Your instructions:
The answer must consist of every line from the data that holds the string "title".

----------------

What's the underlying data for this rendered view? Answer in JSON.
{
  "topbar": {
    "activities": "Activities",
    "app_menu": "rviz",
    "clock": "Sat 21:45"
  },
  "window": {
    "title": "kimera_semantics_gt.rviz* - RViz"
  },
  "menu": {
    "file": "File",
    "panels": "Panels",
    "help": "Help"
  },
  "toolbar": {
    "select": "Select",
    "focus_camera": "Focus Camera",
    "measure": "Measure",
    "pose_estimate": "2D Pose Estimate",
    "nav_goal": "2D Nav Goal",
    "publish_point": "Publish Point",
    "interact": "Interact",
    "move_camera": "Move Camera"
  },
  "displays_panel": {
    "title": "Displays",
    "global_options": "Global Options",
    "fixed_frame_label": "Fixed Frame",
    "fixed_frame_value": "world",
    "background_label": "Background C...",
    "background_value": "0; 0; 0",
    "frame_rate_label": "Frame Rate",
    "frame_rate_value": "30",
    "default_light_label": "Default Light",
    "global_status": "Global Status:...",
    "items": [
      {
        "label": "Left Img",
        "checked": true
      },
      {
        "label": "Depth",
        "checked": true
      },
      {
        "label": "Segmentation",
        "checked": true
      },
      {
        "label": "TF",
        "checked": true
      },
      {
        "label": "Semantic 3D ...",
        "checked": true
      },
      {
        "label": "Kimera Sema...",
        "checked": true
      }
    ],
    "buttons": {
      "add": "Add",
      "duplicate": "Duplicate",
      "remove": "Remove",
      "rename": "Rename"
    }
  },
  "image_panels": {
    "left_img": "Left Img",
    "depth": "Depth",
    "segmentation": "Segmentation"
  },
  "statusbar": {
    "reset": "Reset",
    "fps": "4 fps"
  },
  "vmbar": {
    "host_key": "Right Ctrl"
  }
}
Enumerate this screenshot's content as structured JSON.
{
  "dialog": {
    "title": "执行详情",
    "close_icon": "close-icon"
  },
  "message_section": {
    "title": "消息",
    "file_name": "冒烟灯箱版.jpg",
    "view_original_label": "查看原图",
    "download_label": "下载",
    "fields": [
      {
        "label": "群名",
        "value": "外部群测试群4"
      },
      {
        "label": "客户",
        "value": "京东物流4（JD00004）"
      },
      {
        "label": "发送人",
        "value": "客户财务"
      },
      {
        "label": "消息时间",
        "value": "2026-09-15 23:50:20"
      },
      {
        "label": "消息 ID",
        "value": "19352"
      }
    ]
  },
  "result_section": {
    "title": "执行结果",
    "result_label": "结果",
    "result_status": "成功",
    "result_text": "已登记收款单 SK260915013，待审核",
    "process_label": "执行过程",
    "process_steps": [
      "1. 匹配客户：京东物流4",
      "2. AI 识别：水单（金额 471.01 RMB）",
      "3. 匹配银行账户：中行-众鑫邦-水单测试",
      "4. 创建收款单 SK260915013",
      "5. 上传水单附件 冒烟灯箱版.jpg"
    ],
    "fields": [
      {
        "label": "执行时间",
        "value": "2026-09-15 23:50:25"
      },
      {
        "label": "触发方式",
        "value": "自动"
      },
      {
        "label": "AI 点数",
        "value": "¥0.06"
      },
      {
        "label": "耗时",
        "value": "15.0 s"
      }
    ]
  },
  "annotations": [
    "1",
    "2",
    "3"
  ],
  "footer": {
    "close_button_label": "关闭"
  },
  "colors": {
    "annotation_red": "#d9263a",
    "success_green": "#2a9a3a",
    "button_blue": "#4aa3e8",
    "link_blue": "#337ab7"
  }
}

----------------

Result of this task:
    "title": "kimera_semantics_gt.rviz* - RViz"
    "title": "Displays",
    "title": "执行详情",
    "title": "消息",
    "title": "执行结果",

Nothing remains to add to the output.